Aim of the task
Please print the whole listing again, exactly as shown.

Records for this task
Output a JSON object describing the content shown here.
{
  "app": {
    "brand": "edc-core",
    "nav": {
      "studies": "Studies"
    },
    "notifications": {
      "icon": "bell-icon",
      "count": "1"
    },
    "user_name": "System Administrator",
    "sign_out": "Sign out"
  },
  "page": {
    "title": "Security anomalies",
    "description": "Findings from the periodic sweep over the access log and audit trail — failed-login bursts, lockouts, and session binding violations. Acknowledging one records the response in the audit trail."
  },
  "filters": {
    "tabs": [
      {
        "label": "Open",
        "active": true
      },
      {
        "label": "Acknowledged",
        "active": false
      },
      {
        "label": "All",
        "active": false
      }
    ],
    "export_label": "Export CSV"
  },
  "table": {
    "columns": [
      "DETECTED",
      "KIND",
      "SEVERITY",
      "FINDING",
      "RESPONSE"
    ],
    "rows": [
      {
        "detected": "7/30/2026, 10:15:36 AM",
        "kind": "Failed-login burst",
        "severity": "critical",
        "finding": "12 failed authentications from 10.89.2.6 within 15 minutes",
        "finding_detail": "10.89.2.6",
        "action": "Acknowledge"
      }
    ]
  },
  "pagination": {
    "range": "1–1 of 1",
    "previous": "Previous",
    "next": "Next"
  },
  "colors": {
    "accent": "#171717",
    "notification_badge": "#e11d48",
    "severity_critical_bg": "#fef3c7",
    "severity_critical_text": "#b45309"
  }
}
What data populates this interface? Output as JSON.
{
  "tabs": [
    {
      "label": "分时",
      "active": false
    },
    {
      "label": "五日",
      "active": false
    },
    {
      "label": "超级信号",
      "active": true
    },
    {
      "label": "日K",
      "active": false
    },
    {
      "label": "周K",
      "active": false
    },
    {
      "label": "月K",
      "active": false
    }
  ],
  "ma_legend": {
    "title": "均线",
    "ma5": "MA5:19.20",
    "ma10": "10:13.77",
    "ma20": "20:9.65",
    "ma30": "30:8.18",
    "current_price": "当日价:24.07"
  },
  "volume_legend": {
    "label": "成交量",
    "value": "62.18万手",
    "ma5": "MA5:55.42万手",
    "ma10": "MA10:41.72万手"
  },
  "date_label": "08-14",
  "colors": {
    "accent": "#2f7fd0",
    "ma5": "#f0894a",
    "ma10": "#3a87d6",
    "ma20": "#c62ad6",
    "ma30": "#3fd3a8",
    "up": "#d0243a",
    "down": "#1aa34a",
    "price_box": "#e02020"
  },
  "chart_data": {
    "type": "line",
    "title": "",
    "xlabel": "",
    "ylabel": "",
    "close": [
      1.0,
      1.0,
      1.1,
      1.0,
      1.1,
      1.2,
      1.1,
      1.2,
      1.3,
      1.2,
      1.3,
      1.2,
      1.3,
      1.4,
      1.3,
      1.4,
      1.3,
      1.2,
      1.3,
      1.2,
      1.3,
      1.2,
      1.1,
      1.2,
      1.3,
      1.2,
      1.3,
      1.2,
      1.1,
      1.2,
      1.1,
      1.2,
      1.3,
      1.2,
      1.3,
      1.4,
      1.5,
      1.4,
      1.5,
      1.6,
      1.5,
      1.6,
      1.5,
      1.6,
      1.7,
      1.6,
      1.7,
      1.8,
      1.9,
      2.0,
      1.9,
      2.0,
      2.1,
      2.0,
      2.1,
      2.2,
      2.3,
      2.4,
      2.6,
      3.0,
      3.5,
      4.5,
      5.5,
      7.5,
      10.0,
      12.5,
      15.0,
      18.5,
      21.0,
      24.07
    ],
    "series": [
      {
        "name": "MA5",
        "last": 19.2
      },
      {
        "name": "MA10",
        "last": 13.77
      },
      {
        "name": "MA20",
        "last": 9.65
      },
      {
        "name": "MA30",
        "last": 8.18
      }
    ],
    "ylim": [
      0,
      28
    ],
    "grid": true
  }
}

Output of the exercise
Output a JSON object describing the content shown here.
{
  "app": {
    "brand": "edc-core",
    "nav": {
      "studies": "Studies"
    },
    "notifications": {
      "icon": "bell-icon",
      "count": "1"
    },
    "user_name": "System Administrator",
    "sign_out": "Sign out"
  },
  "page": {
    "title": "Security anomalies",
    "description": "Findings from the periodic sweep over the access log and audit trail — failed-login bursts, lockouts, and session binding violations. Acknowledging one records the response in the audit trail."
  },
  "filters": {
    "tabs": [
      {
        "label": "Open",
        "active": true
      },
      {
        "label": "Acknowledged",
        "active": false
      },
      {
        "label": "All",
        "active": false
      }
    ],
    "export_label": "Export CSV"
  },
  "table": {
    "columns": [
      "DETECTED",
      "KIND",
      "SEVERITY",
      "FINDING",
      "RESPONSE"
    ],
    "rows": [
      {
        "detected": "7/30/2026, 10:15:36 AM",
        "kind": "Failed-login burst",
        "severity": "critical",
        "finding": "12 failed authentications from 10.89.2.6 within 15 minutes",
        "finding_detail": "10.89.2.6",
        "action": "Acknowledge"
      }
    ]
  },
  "pagination": {
    "range": "1–1 of 1",
    "previous": "Previous",
    "next": "Next"
  },
  "colors": {
    "accent": "#171717",
    "notification_badge": "#e11d48",
    "severity_critical_bg": "#fef3c7",
    "severity_critical_text": "#b45309"
  }
}
What data populates this interface? Output as JSON.
{
  "tabs": [
    {
      "label": "分时",
      "active": false
    },
    {
      "label": "五日",
      "active": false
    },
    {
      "label": "超级信号",
      "active": true
    },
    {
      "label": "日K",
      "active": false
    },
    {
      "label": "周K",
      "active": false
    },
    {
      "label": "月K",
      "active": false
    }
  ],
  "ma_legend": {
    "title": "均线",
    "ma5": "MA5:19.20",
    "ma10": "10:13.77",
    "ma20": "20:9.65",
    "ma30": "30:8.18",
    "current_price": "当日价:24.07"
  },
  "volume_legend": {
    "label": "成交量",
    "value": "62.18万手",
    "ma5": "MA5:55.42万手",
    "ma10": "MA10:41.72万手"
  },
  "date_label": "08-14",
  "colors": {
    "accent": "#2f7fd0",
    "ma5": "#f0894a",
    "ma10": "#3a87d6",
    "ma20": "#c62ad6",
    "ma30": "#3fd3a8",
    "up": "#d0243a",
    "down": "#1aa34a",
    "price_box": "#e02020"
  },
  "chart_data": {
    "type": "line",
    "title": "",
    "xlabel": "",
    "ylabel": "",
    "close": [
      1.0,
      1.0,
      1.1,
      1.0,
      1.1,
      1.2,
      1.1,
      1.2,
      1.3,
      1.2,
      1.3,
      1.2,
      1.3,
      1.4,
      1.3,
      1.4,
      1.3,
      1.2,
      1.3,
      1.2,
      1.3,
      1.2,
      1.1,
      1.2,
      1.3,
      1.2,
      1.3,
      1.2,
      1.1,
      1.2,
      1.1,
      1.2,
      1.3,
      1.2,
      1.3,
      1.4,
      1.5,
      1.4,
      1.5,
      1.6,
      1.5,
      1.6,
      1.5,
      1.6,
      1.7,
      1.6,
      1.7,
      1.8,
      1.9,
      2.0,
      1.9,
      2.0,
      2.1,
      2.0,
      2.1,
      2.2,
      2.3,
      2.4,
      2.6,
      3.0,
      3.5,
      4.5,
      5.5,
      7.5,
      10.0,
      12.5,
      15.0,
      18.5,
      21.0,
      24.07
    ],
    "series": [
      {
        "name": "MA5",
        "last": 19.2
      },
      {
        "name": "MA10",
        "last": 13.77
      },
      {
        "name": "MA20",
        "last": 9.65
      },
      {
        "name": "MA30",
        "last": 8.18
      }
    ],
    "ylim": [
      0,
      28
    ],
    "grid": true
  }
}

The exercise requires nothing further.